"This song is called 'Fanfare for the Common Man,' and it's for you guys!" declared Peter Parker frontman Matthew Parker.
This song was played in ¾ count, an indie-rock waltz, a distorted, crescendo-ed waltz. It started off a bit plodding, ahhh, then it picked up, and away we go… Wait. Then it was plodding, plus crescendo. Then quieter again. Then… crash! crash! crash! BOOM!!!
My reviews today are growing increasingly onomatopoeic.
I overheard some old guy in the audience say to his friend, "This all sounds like noise to me." Another friend of a friend told me earlier that day that the Block Party never had good music, because, "All they play is grunge." Interestingly, the next song Peter Parker played was titled "The Aesthetic of Dumb." So that was nice.
I like these guys. The guitar sounds clean, the melodies are nice, and they have a chick on bass. You know I dig that. My favorite part of the show (well, as much of the show as I caught) was when I wandered towards the stage. Along the front row, all these cute underaged girls were singing their little hearts out. They knew every word. I just glowed looking at them; I felt wistful for an adolescence I never had. How exciting it must be to adore a local band so much, and to then attend shows at such small venues!

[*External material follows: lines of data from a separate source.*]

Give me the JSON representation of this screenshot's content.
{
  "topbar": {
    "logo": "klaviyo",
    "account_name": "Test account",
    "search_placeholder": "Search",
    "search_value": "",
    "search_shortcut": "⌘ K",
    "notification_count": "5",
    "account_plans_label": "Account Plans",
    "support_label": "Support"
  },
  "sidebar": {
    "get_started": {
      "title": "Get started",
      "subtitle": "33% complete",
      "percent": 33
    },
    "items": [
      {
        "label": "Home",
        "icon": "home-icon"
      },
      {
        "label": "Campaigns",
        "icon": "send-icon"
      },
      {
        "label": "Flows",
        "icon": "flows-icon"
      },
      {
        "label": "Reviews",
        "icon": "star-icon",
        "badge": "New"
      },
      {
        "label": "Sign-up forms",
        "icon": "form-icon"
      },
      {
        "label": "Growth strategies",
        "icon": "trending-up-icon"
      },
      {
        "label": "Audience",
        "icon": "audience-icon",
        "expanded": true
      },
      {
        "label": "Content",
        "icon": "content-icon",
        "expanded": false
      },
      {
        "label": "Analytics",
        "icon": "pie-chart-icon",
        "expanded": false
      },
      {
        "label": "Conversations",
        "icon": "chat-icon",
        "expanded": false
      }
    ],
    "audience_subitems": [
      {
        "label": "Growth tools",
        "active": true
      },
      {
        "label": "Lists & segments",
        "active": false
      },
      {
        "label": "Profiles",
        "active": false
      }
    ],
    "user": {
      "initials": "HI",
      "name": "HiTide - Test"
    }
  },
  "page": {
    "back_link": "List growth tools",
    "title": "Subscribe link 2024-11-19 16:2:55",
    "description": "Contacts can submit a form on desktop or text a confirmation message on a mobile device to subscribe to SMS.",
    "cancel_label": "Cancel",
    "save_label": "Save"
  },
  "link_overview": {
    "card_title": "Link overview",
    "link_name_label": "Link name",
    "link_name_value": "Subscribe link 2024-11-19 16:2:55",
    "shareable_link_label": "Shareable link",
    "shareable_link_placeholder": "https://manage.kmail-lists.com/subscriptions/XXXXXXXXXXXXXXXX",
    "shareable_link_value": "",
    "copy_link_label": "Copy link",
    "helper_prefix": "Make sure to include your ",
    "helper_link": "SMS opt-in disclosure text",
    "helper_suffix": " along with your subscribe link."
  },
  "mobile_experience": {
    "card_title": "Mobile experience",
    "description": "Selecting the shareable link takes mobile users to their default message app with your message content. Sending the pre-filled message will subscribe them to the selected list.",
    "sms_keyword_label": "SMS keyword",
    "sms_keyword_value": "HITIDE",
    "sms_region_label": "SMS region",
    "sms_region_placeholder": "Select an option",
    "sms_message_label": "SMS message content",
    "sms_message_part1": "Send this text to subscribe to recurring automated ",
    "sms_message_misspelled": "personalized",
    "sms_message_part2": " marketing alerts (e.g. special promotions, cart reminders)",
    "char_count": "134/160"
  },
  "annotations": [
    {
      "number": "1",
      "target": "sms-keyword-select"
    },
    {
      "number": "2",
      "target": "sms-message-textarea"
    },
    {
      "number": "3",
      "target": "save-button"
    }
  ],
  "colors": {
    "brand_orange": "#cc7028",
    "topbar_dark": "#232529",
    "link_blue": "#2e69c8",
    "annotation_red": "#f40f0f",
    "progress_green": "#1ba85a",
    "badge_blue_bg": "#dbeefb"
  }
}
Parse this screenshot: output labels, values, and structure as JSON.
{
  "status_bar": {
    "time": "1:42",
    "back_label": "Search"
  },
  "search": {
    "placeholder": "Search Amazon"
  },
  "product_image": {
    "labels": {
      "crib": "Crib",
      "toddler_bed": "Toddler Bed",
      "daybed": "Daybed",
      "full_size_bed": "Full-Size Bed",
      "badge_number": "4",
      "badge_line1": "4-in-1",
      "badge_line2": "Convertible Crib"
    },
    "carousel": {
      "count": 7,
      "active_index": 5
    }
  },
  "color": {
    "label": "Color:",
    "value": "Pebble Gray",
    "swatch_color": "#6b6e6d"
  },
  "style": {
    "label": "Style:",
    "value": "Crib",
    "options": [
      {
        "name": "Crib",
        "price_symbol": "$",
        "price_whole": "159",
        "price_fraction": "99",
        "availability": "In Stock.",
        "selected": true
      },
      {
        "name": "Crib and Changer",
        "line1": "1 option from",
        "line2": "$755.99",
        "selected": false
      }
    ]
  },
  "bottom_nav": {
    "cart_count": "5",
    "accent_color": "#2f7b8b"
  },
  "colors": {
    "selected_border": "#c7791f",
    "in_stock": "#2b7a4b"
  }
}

I wish my teenaged friends and I had had such musical abundance, and had been able to see live local music. Instead we went to the mall a lot and listened to classic rock. As I stood there, I grew increasingly thankful for the Vera Project, and contemplated the impact they will have on the region, inspiring budding young musicians. I can't wait to see what these kids are going to grow up to play, with influences like Peter Parker and all the other great local bands on the Vera Stage.